AIM OF THE EXERCISE — What you return should match the data below exactly, with every entry reproduced.

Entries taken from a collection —
________

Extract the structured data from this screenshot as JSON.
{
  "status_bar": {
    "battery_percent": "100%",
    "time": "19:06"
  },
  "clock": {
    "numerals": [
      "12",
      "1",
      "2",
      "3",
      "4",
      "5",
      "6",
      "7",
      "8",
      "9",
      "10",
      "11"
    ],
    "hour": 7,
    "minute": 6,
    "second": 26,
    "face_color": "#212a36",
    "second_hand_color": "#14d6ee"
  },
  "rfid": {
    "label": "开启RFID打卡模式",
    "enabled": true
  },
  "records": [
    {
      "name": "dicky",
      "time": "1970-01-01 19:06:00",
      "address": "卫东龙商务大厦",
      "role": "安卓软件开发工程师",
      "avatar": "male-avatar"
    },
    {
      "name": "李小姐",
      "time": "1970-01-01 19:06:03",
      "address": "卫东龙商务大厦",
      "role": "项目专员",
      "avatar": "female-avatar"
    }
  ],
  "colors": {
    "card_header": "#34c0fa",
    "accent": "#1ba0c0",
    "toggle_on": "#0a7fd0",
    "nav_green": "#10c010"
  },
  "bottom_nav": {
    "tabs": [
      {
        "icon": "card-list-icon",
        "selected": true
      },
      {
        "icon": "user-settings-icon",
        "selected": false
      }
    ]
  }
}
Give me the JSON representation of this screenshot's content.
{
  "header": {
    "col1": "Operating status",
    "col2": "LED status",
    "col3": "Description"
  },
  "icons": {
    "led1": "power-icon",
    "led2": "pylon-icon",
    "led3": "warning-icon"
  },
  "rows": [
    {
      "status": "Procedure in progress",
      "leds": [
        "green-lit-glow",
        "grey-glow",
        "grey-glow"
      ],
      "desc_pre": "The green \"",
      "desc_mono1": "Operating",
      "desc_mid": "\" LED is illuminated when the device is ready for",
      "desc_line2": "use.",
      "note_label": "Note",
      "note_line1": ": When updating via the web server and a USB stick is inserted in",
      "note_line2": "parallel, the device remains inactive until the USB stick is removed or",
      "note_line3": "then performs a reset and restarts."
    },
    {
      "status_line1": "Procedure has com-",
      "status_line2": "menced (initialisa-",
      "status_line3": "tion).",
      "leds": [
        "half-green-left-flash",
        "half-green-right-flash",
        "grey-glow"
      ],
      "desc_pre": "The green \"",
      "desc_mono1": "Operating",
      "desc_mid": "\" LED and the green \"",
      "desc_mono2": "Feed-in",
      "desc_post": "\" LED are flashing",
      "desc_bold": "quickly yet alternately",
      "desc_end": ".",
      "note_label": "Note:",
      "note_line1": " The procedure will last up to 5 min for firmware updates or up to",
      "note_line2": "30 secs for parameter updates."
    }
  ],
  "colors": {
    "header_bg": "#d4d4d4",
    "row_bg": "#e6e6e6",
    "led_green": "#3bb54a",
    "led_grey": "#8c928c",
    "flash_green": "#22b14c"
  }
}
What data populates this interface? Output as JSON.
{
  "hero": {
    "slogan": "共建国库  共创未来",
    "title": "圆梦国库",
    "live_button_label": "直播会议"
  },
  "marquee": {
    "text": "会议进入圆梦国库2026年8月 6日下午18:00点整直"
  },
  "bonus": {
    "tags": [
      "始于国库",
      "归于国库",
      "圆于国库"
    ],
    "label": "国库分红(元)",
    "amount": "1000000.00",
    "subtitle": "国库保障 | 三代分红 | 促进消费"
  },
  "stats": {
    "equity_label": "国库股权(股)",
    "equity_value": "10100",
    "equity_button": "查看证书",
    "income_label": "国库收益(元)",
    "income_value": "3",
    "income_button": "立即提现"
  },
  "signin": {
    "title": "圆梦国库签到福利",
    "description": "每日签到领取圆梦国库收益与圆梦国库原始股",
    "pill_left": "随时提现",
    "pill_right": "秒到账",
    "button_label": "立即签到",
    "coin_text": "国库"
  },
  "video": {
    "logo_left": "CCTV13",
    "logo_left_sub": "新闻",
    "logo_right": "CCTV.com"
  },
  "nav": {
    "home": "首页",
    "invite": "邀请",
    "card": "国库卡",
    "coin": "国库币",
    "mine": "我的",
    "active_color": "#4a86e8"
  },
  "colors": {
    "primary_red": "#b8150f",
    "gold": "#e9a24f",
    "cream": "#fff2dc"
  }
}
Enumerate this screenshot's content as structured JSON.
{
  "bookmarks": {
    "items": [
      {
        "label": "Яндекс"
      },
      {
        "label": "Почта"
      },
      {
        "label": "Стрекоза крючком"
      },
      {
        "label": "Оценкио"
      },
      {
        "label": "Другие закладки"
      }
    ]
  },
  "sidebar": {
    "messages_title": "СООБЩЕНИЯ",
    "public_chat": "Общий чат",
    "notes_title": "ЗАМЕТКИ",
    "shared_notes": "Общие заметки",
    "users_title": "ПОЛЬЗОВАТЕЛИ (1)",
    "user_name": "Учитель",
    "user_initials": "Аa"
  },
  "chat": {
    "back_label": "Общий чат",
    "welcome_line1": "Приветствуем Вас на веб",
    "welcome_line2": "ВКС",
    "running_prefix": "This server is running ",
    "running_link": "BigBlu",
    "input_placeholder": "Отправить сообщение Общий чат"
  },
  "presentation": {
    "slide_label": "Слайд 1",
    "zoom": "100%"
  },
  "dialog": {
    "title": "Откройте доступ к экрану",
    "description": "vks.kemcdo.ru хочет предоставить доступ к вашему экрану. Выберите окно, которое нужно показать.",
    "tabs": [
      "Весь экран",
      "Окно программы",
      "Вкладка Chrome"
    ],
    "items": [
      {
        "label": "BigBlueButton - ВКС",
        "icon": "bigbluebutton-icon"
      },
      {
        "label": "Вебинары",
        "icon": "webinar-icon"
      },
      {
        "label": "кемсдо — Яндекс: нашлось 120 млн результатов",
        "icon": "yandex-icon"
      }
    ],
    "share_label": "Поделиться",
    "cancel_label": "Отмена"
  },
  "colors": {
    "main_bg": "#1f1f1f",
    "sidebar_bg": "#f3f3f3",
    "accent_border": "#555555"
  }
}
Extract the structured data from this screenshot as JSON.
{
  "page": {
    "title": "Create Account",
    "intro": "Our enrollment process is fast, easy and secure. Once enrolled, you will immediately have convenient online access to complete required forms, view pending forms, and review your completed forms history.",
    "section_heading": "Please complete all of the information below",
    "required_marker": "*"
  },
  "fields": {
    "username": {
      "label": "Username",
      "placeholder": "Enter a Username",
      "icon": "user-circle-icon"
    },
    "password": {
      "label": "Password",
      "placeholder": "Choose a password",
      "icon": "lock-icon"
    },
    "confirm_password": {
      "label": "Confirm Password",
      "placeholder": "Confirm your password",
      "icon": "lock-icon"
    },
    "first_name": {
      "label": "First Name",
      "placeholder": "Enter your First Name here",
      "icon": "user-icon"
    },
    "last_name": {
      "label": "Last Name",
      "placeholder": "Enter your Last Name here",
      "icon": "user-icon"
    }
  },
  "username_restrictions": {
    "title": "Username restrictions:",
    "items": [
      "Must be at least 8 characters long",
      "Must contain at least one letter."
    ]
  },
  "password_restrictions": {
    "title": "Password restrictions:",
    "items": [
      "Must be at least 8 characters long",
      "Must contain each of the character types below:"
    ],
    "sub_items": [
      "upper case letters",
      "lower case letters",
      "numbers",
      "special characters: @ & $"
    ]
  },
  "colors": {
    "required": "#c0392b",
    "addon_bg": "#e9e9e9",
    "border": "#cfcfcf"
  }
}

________

ANSWER SECTION —
Extract the structured data from this screenshot as JSON.
{
  "status_bar": {
    "battery_percent": "100%",
    "time": "19:06"
  },
  "clock": {
    "numerals": [
      "12",
      "1",
      "2",
      "3",
      "4",
      "5",
      "6",
      "7",
      "8",
      "9",
      "10",
      "11"
    ],
    "hour": 7,
    "minute": 6,
    "second": 26,
    "face_color": "#212a36",
    "second_hand_color": "#14d6ee"
  },
  "rfid": {
    "label": "开启RFID打卡模式",
    "enabled": true
  },
  "records": [
    {
      "name": "dicky",
      "time": "1970-01-01 19:06:00",
      "address": "卫东龙商务大厦",
      "role": "安卓软件开发工程师",
      "avatar": "male-avatar"
    },
    {
      "name": "李小姐",
      "time": "1970-01-01 19:06:03",
      "address": "卫东龙商务大厦",
      "role": "项目专员",
      "avatar": "female-avatar"
    }
  ],
  "colors": {
    "card_header": "#34c0fa",
    "accent": "#1ba0c0",
    "toggle_on": "#0a7fd0",
    "nav_green": "#10c010"
  },
  "bottom_nav": {
    "tabs": [
      {
        "icon": "card-list-icon",
        "selected": true
      },
      {
        "icon": "user-settings-icon",
        "selected": false
      }
    ]
  }
}
Give me the JSON representation of this screenshot's content.
{
  "header": {
    "col1": "Operating status",
    "col2": "LED status",
    "col3": "Description"
  },
  "icons": {
    "led1": "power-icon",
    "led2": "pylon-icon",
    "led3": "warning-icon"
  },
  "rows": [
    {
      "status": "Procedure in progress",
      "leds": [
        "green-lit-glow",
        "grey-glow",
        "grey-glow"
      ],
      "desc_pre": "The green \"",
      "desc_mono1": "Operating",
      "desc_mid": "\" LED is illuminated when the device is ready for",
      "desc_line2": "use.",
      "note_label": "Note",
      "note_line1": ": When updating via the web server and a USB stick is inserted in",
      "note_line2": "parallel, the device remains inactive until the USB stick is removed or",
      "note_line3": "then performs a reset and restarts."
    },
    {
      "status_line1": "Procedure has com-",
      "status_line2": "menced (initialisa-",
      "status_line3": "tion).",
      "leds": [
        "half-green-left-flash",
        "half-green-right-flash",
        "grey-glow"
      ],
      "desc_pre": "The green \"",
      "desc_mono1": "Operating",
      "desc_mid": "\" LED and the green \"",
      "desc_mono2": "Feed-in",
      "desc_post": "\" LED are flashing",
      "desc_bold": "quickly yet alternately",
      "desc_end": ".",
      "note_label": "Note:",
      "note_line1": " The procedure will last up to 5 min for firmware updates or up to",
      "note_line2": "30 secs for parameter updates."
    }
  ],
  "colors": {
    "header_bg": "#d4d4d4",
    "row_bg": "#e6e6e6",
    "led_green": "#3bb54a",
    "led_grey": "#8c928c",
    "flash_green": "#22b14c"
  }
}
What data populates this interface? Output as JSON.
{
  "hero": {
    "slogan": "共建国库  共创未来",
    "title": "圆梦国库",
    "live_button_label": "直播会议"
  },
  "marquee": {
    "text": "会议进入圆梦国库2026年8月 6日下午18:00点整直"
  },
  "bonus": {
    "tags": [
      "始于国库",
      "归于国库",
      "圆于国库"
    ],
    "label": "国库分红(元)",
    "amount": "1000000.00",
    "subtitle": "国库保障 | 三代分红 | 促进消费"
  },
  "stats": {
    "equity_label": "国库股权(股)",
    "equity_value": "10100",
    "equity_button": "查看证书",
    "income_label": "国库收益(元)",
    "income_value": "3",
    "income_button": "立即提现"
  },
  "signin": {
    "title": "圆梦国库签到福利",
    "description": "每日签到领取圆梦国库收益与圆梦国库原始股",
    "pill_left": "随时提现",
    "pill_right": "秒到账",
    "button_label": "立即签到",
    "coin_text": "国库"
  },
  "video": {
    "logo_left": "CCTV13",
    "logo_left_sub": "新闻",
    "logo_right": "CCTV.com"
  },
  "nav": {
    "home": "首页",
    "invite": "邀请",
    "card": "国库卡",
    "coin": "国库币",
    "mine": "我的",
    "active_color": "#4a86e8"
  },
  "colors": {
    "primary_red": "#b8150f",
    "gold": "#e9a24f",
    "cream": "#fff2dc"
  }
}
Enumerate this screenshot's content as structured JSON.
{
  "bookmarks": {
    "items": [
      {
        "label": "Яндекс"
      },
      {
        "label": "Почта"
      },
      {
        "label": "Стрекоза крючком"
      },
      {
        "label": "Оценкио"
      },
      {
        "label": "Другие закладки"
      }
    ]
  },
  "sidebar": {
    "messages_title": "СООБЩЕНИЯ",
    "public_chat": "Общий чат",
    "notes_title": "ЗАМЕТКИ",
    "shared_notes": "Общие заметки",
    "users_title": "ПОЛЬЗОВАТЕЛИ (1)",
    "user_name": "Учитель",
    "user_initials": "Аa"
  },
  "chat": {
    "back_label": "Общий чат",
    "welcome_line1": "Приветствуем Вас на веб",
    "welcome_line2": "ВКС",
    "running_prefix": "This server is running ",
    "running_link": "BigBlu",
    "input_placeholder": "Отправить сообщение Общий чат"
  },
  "presentation": {
    "slide_label": "Слайд 1",
    "zoom": "100%"
  },
  "dialog": {
    "title": "Откройте доступ к экрану",
    "description": "vks.kemcdo.ru хочет предоставить доступ к вашему экрану. Выберите окно, которое нужно показать.",
    "tabs": [
      "Весь экран",
      "Окно программы",
      "Вкладка Chrome"
    ],
    "items": [
      {
        "label": "BigBlueButton - ВКС",
        "icon": "bigbluebutton-icon"
      },
      {
        "label": "Вебинары",
        "icon": "webinar-icon"
      },
      {
        "label": "кемсдо — Яндекс: нашлось 120 млн результатов",
        "icon": "yandex-icon"
      }
    ],
    "share_label": "Поделиться",
    "cancel_label": "Отмена"
  },
  "colors": {
    "main_bg": "#1f1f1f",
    "sidebar_bg": "#f3f3f3",
    "accent_border": "#555555"
  }
}
Extract the structured data from this screenshot as JSON.
{
  "page": {
    "title": "Create Account",
    "intro": "Our enrollment process is fast, easy and secure. Once enrolled, you will immediately have convenient online access to complete required forms, view pending forms, and review your completed forms history.",
    "section_heading": "Please complete all of the information below",
    "required_marker": "*"
  },
  "fields": {
    "username": {
      "label": "Username",
      "placeholder": "Enter a Username",
      "icon": "user-circle-icon"
    },
    "password": {
      "label": "Password",
      "placeholder": "Choose a password",
      "icon": "lock-icon"
    },
    "confirm_password": {
      "label": "Confirm Password",
      "placeholder": "Confirm your password",
      "icon": "lock-icon"
    },
    "first_name": {
      "label": "First Name",
      "placeholder": "Enter your First Name here",
      "icon": "user-icon"
    },
    "last_name": {
      "label": "Last Name",
      "placeholder": "Enter your Last Name here",
      "icon": "user-icon"
    }
  },
  "username_restrictions": {
    "title": "Username restrictions:",
    "items": [
      "Must be at least 8 characters long",
      "Must contain at least one letter."
    ]
  },
  "password_restrictions": {
    "title": "Password restrictions:",
    "items": [
      "Must be at least 8 characters long",
      "Must contain each of the character types below:"
    ],
    "sub_items": [
      "upper case letters",
      "lower case letters",
      "numbers",
      "special characters: @ & $"
    ]
  },
  "colors": {
    "required": "#c0392b",
    "addon_bg": "#e9e9e9",
    "border": "#cfcfcf"
  }
}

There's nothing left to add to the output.